I would have structured the story slightly different, perhaps with less repeated flashbacks or voice-overs of flashbacks we had already seen. But, hey, it’s me. I loved the cinematography and make-up.

I’ve read many things about this film. Conservatives, who were, and are Margaret Thatcher’s hardcore fans, either feel offended (because she is portrayed as an hallucinatory old lady - it’s a film!), or over the moon for a very positive portrayal of her heroine (not so much, because the way the Falklands War is approached is of someone who is so eager to defend something, that she ends up killing hundreds of soldiers, including many British soldiers, and one of the things she cares about is sending condolescing letters to their families, as if it would solve anything). As for the anti-Thatcherians, they feel offended because she’s portrayed as a very nice person, and the historical facts are not covered as they occurred - to which view I could agree with were it a documentary on her political career. 

One thing is sure, though. Had this film been made without Meryl Streep as the main character and it would be bad. She makes us not care about the character as the politician and the powerful woman, but simply as the woman who managed to bee them, despite our opinion of her views. What an amazing actress.

Let’s see what other films are meant for me to see.
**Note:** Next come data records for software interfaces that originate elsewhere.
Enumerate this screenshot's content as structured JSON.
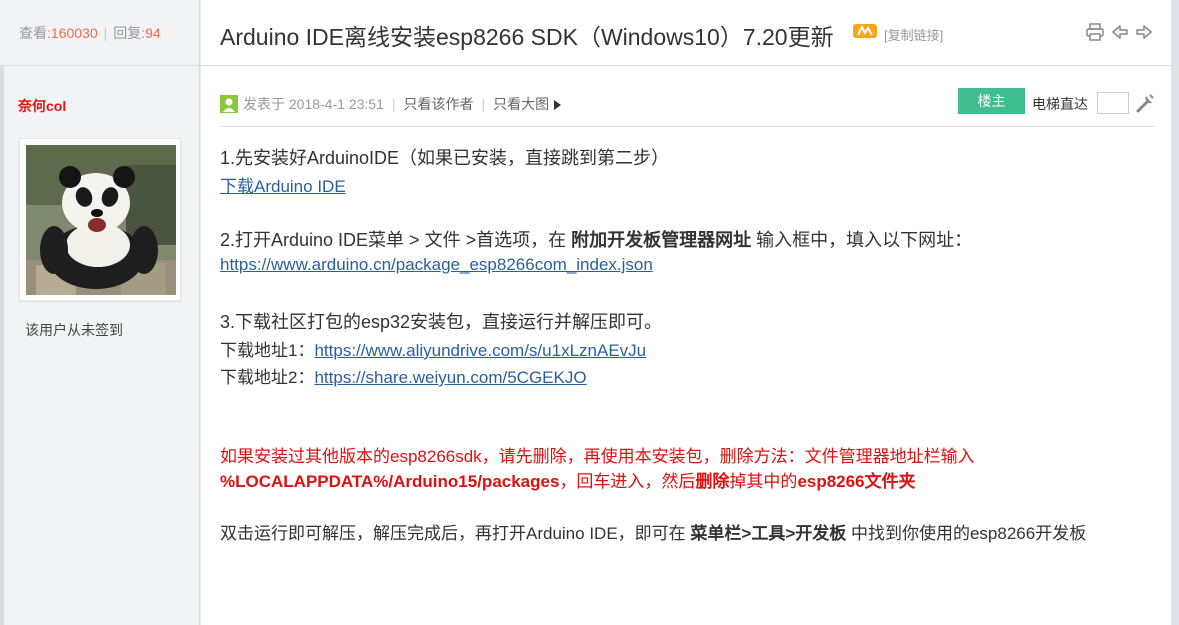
{
  "header": {
    "views_label": "查看:",
    "views": "160030",
    "separator": "|",
    "replies_label": "回复:",
    "replies": "94",
    "title": "Arduino IDE离线安装esp8266 SDK（Windows10）7.20更新",
    "copy_link": "[复制链接]"
  },
  "user": {
    "name": "奈何col",
    "signin_status": "该用户从未签到"
  },
  "post_meta": {
    "posted_prefix": "发表于",
    "posted_at": "2018-4-1 23:51",
    "only_author": "只看该作者",
    "only_large_image": "只看大图",
    "floor_badge": "楼主",
    "elevator_label": "电梯直达",
    "pipe": "|"
  },
  "content": {
    "step1": "1.先安装好ArduinoIDE（如果已安装，直接跳到第二步）",
    "step1_link": "下载Arduino IDE",
    "step2_a": "2.打开Arduino IDE菜单 > 文件 >首选项，在 ",
    "step2_bold": "附加开发板管理器网址",
    "step2_b": " 输入框中，填入以下网址：",
    "step2_link": "https://www.arduino.cn/package_esp8266com_index.json",
    "step3": "3.下载社区打包的esp32安装包，直接运行并解压即可。",
    "dl1_label": "下载地址1：",
    "dl1_link": "https://www.aliyundrive.com/s/u1xLznAEvJu",
    "dl2_label": "下载地址2：",
    "dl2_link": "https://share.weiyun.com/5CGEKJO",
    "warn_line1": "如果安装过其他版本的esp8266sdk，请先删除，再使用本安装包，删除方法：文件管理器地址栏输入",
    "warn_path": "%LOCALAPPDATA%/Arduino15/packages",
    "warn_mid": "，回车进入，然后",
    "warn_delete": "删除",
    "warn_mid2": "掉其中的",
    "warn_folder": "esp8266文件夹",
    "final_a": "双击运行即可解压，解压完成后，再打开Arduino IDE，即可在 ",
    "final_bold": "菜单栏>工具>开发板",
    "final_b": " 中找到你使用的esp8266开发板"
  },
  "icons": {
    "hot": "hot-badge-icon",
    "print": "print-icon",
    "prev": "prev-thread-icon",
    "next": "next-thread-icon",
    "poster": "poster-icon",
    "tools": "wrench-icon"
  },
  "colors": {
    "accent_red": "#e01515",
    "number_orange": "#f26c4f",
    "link_blue": "#2a5f9e",
    "badge_green": "#3fbf8f"
  }
}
The BAFTAs are coming soon!

Gorgeous piece of French animation: Trois Petits Points. Worth watching. 

Nov 18
Film. Super 16.

Film. Super 16.